◆ **PROBLEM DESCRIPTION**: Each entry should be set down again verbatim, with the images omitted.

◆ **DATASET**:

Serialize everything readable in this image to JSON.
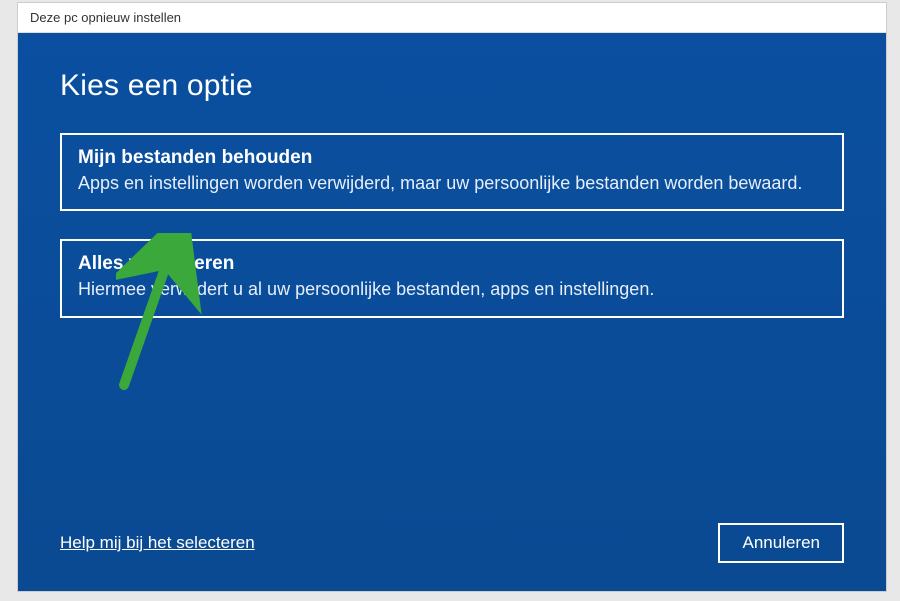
{
  "window": {
    "title": "Deze pc opnieuw instellen"
  },
  "heading": "Kies een optie",
  "options": [
    {
      "title": "Mijn bestanden behouden",
      "description": "Apps en instellingen worden verwijderd, maar uw persoonlijke bestanden worden bewaard."
    },
    {
      "title": "Alles verwijderen",
      "description": "Hiermee verwijdert u al uw persoonlijke bestanden, apps en instellingen."
    }
  ],
  "help_link": "Help mij bij het selecteren",
  "cancel_label": "Annuleren",
  "colors": {
    "blue": "#0a4e9b",
    "arrow": "#3aa83a"
  }
}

◆ **RESULT BELOW**:
Serialize everything readable in this image to JSON.
{
  "window": {
    "title": "Deze pc opnieuw instellen"
  },
  "heading": "Kies een optie",
  "options": [
    {
      "title": "Mijn bestanden behouden",
      "description": "Apps en instellingen worden verwijderd, maar uw persoonlijke bestanden worden bewaard."
    },
    {
      "title": "Alles verwijderen",
      "description": "Hiermee verwijdert u al uw persoonlijke bestanden, apps en instellingen."
    }
  ],
  "help_link": "Help mij bij het selecteren",
  "cancel_label": "Annuleren",
  "colors": {
    "blue": "#0a4e9b",
    "arrow": "#3aa83a"
  }
}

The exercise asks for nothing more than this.